On Saturday, as part of a gentle introduction to our quest to see more of Australia, we set off for Bendigo. Bendigo is about 150K’s north of Melbourne, in the heart of Victoria’s goldmining district. The train took about two hours to get there, weaving its way through varying countryside – from well farmed fields to thick rainforest – and towns of varying sizes.
By the time we arrived in Bendigo it was well and truly lunchtime (we hadn’t left home spectacularly early), so we cruised around the shops looking for some suitable food. Most suitable seemed to be pies and chips from a fine little establishment called Gillies, and we scoffed them down as we sat in the Hargreaves Street mall watching large numbers of the local population passing by.
After that we started exploring, with the first stop the information centre, in the grand old ex-Post Office building on Pall Mall. They were very eager to give me brochures and maps, and almost chased me out of the place before I got a chance to even look at the various souvenirs on sale.
We headed north, up to the Golden Dragon Chinese Museum to check out my roots, but paused outside the door when we saw the (as it turns out, not unreasonable) price of $6. Having a sudden attack of stinginess, and having no idea what was in there, we decided to put it off til later, which quite frankly turned out to be a big mistake. We went instead to look at the Chinese gardens, and the temple, and most impressive they were too, along with the gateway and marble bridge over the Bendigo Creek.
Then we headed back to Rosalind Park, behind the information centre, and strolled for a while there, trying to avoid the muddier spots. Through the park back to Pall Mall, we found what must have been all of Bendigo’s historical tourist trams waiting in the street. They were queued up ready to do a procession through the town to mark the 25th anniversary of the opening tour route – just as soon as a far longer queue of local and visiting politicians and dignitaries had finished their speeches extolling the praises of the trams, the town, the area, and well, just about everything else.

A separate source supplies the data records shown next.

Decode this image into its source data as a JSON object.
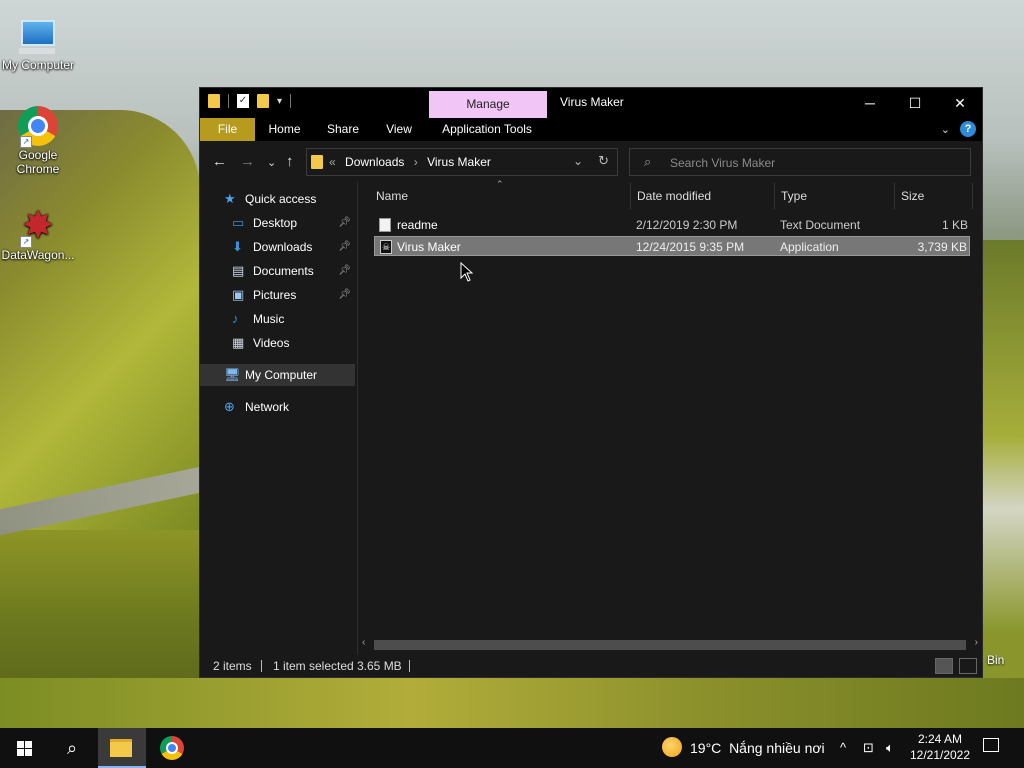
{
  "desktop": {
    "icons": [
      {
        "label": "My Computer"
      },
      {
        "label": "Google Chrome"
      },
      {
        "label": "DataWagon..."
      }
    ],
    "recycle_label": "Bin"
  },
  "window": {
    "title": "Virus Maker",
    "manage_tab": "Manage",
    "ribbon_tabs": [
      "File",
      "Home",
      "Share",
      "View",
      "Application Tools"
    ],
    "address": {
      "overflow": "«",
      "crumbs": [
        "Downloads",
        "Virus Maker"
      ]
    },
    "search": {
      "placeholder": "Search Virus Maker"
    },
    "nav": [
      {
        "label": "Quick access",
        "icon": "star-icon"
      },
      {
        "label": "Desktop",
        "icon": "desktop-icon",
        "pinned": true
      },
      {
        "label": "Downloads",
        "icon": "download-icon",
        "pinned": true
      },
      {
        "label": "Documents",
        "icon": "document-icon",
        "pinned": true
      },
      {
        "label": "Pictures",
        "icon": "picture-icon",
        "pinned": true
      },
      {
        "label": "Music",
        "icon": "music-icon"
      },
      {
        "label": "Videos",
        "icon": "video-icon"
      },
      {
        "label": "My Computer",
        "icon": "computer-icon",
        "selected": true
      },
      {
        "label": "Network",
        "icon": "network-icon"
      }
    ],
    "columns": {
      "name": "Name",
      "date": "Date modified",
      "type": "Type",
      "size": "Size"
    },
    "files": [
      {
        "name": "readme",
        "date": "2/12/2019 2:30 PM",
        "type": "Text Document",
        "size": "1 KB"
      },
      {
        "name": "Virus Maker",
        "date": "12/24/2015 9:35 PM",
        "type": "Application",
        "size": "3,739 KB",
        "selected": true
      }
    ],
    "status": {
      "count": "2 items",
      "selection": "1 item selected",
      "size": "3.65 MB"
    }
  },
  "taskbar": {
    "weather": {
      "temp": "19°C",
      "desc": "Nắng nhiều nơi"
    },
    "clock": {
      "time": "2:24 AM",
      "date": "12/21/2022"
    }
  },
  "colors": {
    "accent": "#b79b1f",
    "manage": "#f1c5f5",
    "selection": "#777777"
  }
}
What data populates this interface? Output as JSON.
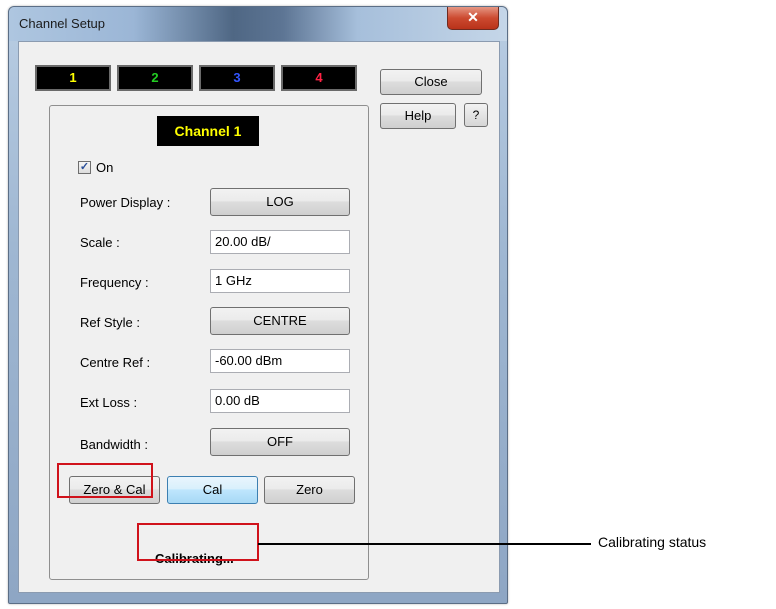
{
  "window": {
    "title": "Channel Setup",
    "close_glyph": "✕"
  },
  "tabs": [
    {
      "label": "1",
      "color": "#ffff00"
    },
    {
      "label": "2",
      "color": "#22cc22"
    },
    {
      "label": "3",
      "color": "#3355ff"
    },
    {
      "label": "4",
      "color": "#ff2244"
    }
  ],
  "buttons": {
    "close": "Close",
    "help": "Help",
    "help_icon_glyph": "?"
  },
  "channel": {
    "label": "Channel 1",
    "on_checked": true,
    "on_label": "On",
    "check_glyph": "✓"
  },
  "fields": {
    "power_display": {
      "label": "Power Display :",
      "value": "LOG"
    },
    "scale": {
      "label": "Scale :",
      "value": "20.00 dB/"
    },
    "frequency": {
      "label": "Frequency :",
      "value": "1 GHz"
    },
    "ref_style": {
      "label": "Ref Style :",
      "value": "CENTRE"
    },
    "centre_ref": {
      "label": "Centre Ref :",
      "value": "-60.00 dBm"
    },
    "ext_loss": {
      "label": "Ext Loss :",
      "value": "0.00 dB"
    },
    "bandwidth": {
      "label": "Bandwidth :",
      "value": "OFF"
    }
  },
  "actions": {
    "zero_cal": "Zero & Cal",
    "cal": "Cal",
    "zero": "Zero"
  },
  "status": "Calibrating...",
  "annotation": {
    "text": "Calibrating status",
    "highlight_color": "#d0121b"
  }
}
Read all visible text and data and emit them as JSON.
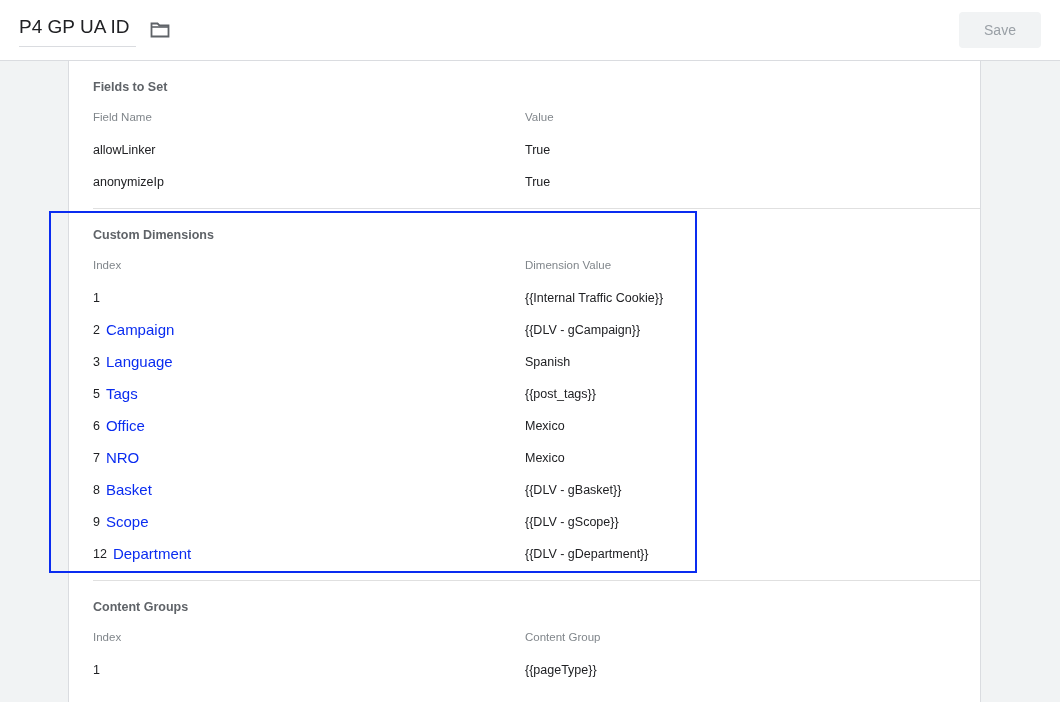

They were still jabbering an hour later.
We stocked up on ice creams from an excellent ice cream shop, the name of which escapes me, and headed up the hill that is View Street, where according to the map, there were about half a dozen places of interest within a block of each other. These turned out just to be historic buildings. No, I’m not knocking historic buildings, I was just expecting at least one thing to be something involving a bit more activity than standing, looking up and saying "yep, that’s the old Fire Station/Temperance Hall/School Of Mines And Industries."
After tramping up and down View Street, we were looking for a bit more relaxation, and went back into Rosalind Park for some serious relaxation on the seriously angled sloping lawns, which were thankfully free of mud. Isaac and I climbed to the top of the circa 1931 Lookout Tower and enjoyed the rather impressive view of the town, the gardens and the newly restored waterfalls, with their various groovy statues and things.
Then we decided to stop messing around and do the Chinese museum. Once inside we realised that we should have come here first. It wasn’t just the fact that they have the longest Chinese dragon in the world permanently displayed around the perimeter of the building. It wasn’t just the immaculately presented displays. And it wasn’t just the personal tour we got (including a quick lesson in Origami). Okay, well actually maybe that was it. Anyway, we were rather disappointed that we had to rush things a bit (we didn’t want to have to get the late train back), and we’ve promised ourselves to get back to Bendigo soon – preferably at Easter when the dragon comes out – and make sure we see all that the museum has to offer next time.
Well, so long Bendigo, as Telly Savalas might have said… You’re my kind of town!